I look at virtual reality more where someone can immerse themselves in a renovation project that permits them to select various room colors and a variety of different products as well as a variety of floor coverings—carpet, hardwood, ceramic or laminate all with different looks and colors. It’s my feeling that we will see more and more of this going forward and companies like Wayfair, Houzz and other online furnishing companies that can provide that type of service and permit the consumer to click through to a local flooring supplier or a local installer. I see the entire process changing both online and offline and it’s not so much centered on economic factors.
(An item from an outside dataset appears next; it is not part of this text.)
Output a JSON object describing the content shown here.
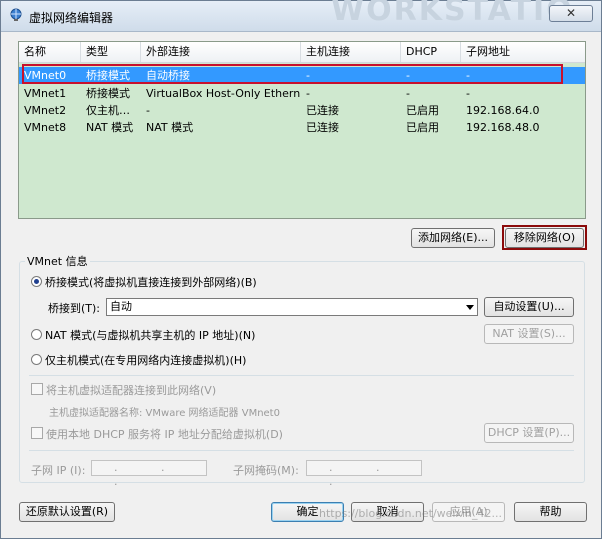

Some people will be looking for $0.95 per sq. ft. laminate flooring, they visit Home Depot to see what it is, they go online and click and that’s it. Most people however will shop and purchase online in a much more sophisticated way.

TF: What are your expectations for the floor covering business for 2017?

Hirschhorn: As I mentioned, we were in the 4% to 5% range in the first half of 2017; there may be a little drop off in the second half. Even though housing is getting a little stronger it’s working off of a smaller base from last year. Also, some of the completions, when you get the end of new homes being built, may slow things down a bit. All in all, I think the slowdown in the second half will be very minor. As I said the non-movers, which is more that 50% of the market, will continue to contribute to growth in the second half of 2017. The second half will probably be a carbon copy of the first half.